At Yahoo Inc. headquarters in Silicon Valley, an "Accessibility Lab" allows programmers and developers to try various assistive technology software and hardware.

The lab's directors, Victor Tsaran and Alan Brightman, show visitors how screen reader software works, and make them try Braille keyboards, a head-controlled mouse, joy sticks, trackballs and other tools employed by disabled users to navigate the Web.

"Our goal is to make people feel more at ease with disabilities," explains Tsaran, who is blind. "And our task is to make technology work for people. Accessibility is a big, big, big, big part of that."

The lab, which opened almost two years ago, is available to Yahoo employees as well as developers from other companies.

"Our feeling is everything should be as accessible as possible," Brightman said. "Let's not compete over whether a disabled person can use your site."

Guy Thomas, of San Leandro, who has little arm movement because of a neuromuscular disability, plays a lot of games on the Internet, using a trackball and mouse stick. He said there are some games that have made adaptations for otherwise challenging moves, such as hitting one key while holding down another.

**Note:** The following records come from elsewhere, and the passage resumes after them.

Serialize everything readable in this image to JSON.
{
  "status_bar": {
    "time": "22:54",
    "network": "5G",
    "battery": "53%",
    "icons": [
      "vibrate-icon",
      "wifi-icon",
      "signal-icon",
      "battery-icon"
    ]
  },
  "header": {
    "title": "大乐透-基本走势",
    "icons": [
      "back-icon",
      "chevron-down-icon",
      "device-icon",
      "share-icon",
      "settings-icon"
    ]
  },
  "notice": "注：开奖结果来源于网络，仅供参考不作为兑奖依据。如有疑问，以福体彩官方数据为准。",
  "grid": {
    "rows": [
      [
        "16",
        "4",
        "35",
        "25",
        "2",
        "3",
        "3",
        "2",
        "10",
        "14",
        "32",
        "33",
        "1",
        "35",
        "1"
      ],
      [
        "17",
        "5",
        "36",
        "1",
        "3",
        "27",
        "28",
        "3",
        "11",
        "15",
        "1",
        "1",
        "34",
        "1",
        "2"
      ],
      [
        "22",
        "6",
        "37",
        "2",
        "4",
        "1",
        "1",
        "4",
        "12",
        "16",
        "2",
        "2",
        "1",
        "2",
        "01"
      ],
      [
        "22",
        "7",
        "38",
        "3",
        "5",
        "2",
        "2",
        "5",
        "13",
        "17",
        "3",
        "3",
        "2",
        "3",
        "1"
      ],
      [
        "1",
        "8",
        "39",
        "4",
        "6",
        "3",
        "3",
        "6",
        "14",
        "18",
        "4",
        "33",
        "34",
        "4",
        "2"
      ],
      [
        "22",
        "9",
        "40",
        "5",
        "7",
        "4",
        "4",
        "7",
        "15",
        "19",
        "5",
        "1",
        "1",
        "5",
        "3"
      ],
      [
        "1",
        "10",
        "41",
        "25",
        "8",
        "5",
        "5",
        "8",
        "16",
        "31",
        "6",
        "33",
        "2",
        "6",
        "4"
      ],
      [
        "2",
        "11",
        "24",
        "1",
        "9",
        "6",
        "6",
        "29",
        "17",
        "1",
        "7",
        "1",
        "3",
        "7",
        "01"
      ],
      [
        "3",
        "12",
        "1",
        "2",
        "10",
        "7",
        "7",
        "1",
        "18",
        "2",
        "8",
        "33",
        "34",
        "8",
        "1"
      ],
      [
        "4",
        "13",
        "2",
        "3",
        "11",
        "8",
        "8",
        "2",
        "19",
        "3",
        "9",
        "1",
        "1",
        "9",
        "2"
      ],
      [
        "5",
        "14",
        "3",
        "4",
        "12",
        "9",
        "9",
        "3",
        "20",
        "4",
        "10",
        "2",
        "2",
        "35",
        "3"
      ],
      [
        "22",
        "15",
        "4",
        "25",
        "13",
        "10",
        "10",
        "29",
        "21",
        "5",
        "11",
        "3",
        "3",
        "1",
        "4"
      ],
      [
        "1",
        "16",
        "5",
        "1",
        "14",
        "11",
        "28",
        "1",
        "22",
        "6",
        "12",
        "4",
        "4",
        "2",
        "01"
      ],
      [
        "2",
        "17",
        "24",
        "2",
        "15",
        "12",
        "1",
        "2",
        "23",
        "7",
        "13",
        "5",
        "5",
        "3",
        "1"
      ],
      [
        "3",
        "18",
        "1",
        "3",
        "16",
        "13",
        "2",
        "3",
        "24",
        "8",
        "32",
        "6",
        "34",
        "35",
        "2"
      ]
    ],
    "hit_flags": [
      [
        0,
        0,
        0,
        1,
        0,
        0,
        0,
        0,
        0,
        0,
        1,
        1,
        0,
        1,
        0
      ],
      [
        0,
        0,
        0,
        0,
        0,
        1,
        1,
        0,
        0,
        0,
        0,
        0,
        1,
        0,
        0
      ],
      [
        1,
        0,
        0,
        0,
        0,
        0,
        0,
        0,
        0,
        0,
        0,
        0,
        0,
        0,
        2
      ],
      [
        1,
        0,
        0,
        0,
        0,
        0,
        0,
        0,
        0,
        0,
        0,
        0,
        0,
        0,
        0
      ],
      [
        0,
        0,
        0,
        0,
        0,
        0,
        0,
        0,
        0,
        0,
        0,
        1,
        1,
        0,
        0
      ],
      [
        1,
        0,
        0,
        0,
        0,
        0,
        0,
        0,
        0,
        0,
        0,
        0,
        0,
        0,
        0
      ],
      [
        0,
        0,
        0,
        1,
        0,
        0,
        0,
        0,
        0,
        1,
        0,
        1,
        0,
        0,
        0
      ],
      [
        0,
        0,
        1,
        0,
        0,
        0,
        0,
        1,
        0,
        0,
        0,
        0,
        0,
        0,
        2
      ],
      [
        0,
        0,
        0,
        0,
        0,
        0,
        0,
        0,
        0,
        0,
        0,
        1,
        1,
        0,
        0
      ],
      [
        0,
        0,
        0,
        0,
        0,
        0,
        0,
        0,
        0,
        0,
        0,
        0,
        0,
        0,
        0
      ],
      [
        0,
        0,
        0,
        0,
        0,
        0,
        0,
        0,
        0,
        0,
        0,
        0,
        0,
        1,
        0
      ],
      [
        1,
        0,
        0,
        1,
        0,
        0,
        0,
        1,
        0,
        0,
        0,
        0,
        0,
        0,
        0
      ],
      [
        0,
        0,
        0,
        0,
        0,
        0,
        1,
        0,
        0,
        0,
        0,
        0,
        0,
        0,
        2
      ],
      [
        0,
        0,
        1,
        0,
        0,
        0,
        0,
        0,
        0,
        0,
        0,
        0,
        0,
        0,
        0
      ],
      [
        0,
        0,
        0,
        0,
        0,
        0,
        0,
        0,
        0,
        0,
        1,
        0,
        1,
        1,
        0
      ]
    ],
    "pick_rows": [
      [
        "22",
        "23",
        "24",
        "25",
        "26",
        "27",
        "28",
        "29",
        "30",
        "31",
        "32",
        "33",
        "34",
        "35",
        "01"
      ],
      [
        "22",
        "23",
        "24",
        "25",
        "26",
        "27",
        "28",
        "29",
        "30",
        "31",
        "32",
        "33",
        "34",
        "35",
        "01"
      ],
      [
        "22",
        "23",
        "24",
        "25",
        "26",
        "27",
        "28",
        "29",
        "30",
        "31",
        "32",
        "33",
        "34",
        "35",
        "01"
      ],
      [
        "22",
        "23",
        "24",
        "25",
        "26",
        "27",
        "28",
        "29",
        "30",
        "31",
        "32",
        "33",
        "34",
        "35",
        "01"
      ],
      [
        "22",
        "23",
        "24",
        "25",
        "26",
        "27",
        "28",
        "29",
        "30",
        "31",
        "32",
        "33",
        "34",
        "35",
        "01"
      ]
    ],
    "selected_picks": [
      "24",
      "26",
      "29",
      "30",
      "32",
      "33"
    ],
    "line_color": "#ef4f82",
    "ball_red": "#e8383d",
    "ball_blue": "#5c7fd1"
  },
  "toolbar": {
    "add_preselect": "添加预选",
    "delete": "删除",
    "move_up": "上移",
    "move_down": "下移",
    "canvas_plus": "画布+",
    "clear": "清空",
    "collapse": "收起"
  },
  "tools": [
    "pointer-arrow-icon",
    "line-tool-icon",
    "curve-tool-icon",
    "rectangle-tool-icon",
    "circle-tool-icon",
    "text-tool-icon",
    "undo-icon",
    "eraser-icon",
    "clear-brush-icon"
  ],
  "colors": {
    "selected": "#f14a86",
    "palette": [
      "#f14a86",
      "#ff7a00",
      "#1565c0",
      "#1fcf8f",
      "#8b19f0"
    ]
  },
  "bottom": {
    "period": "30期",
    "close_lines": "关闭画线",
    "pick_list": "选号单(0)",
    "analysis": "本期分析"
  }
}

Those improvements, he said, are essential to letting him enjoy the new games on the Web.

"When you're playing a game, it's one of the few places you don't have to be disabled. You're just a guy, playing a game," he said. "But if you run into an obstacle, it's the same as if I was on a basketball court unable to throw a ball to the hoop."

Experts say accessibility features make a better Internet for all.

For example, the ability to zoom in on a map or magnify font was conceived for people with low vision but it's helpful for anyone.

"It's like sidewalks. You build a wheelchair ramp and not only is it a better sidewalk for those users, but for strollers, luggage, delivery people," Brightman said.

Yahoo recently made upgrades to its home page to add labels that make it easier for people using screen readers to jump around the page. The Internet company also has added audio CAPTCHA image verifications for users who can neither see nor comprehend the distorted words.

Google Inc., whose programmers have used the Yahoo lab, recently introduced automatic machine-generated captions for videos on its YouTube site to make them accessible to the deaf and hearing-impaired.

"It's all about being aware," said Henry of the Web consortium. "Often if you don't know anyone with a disability, you don't think about it."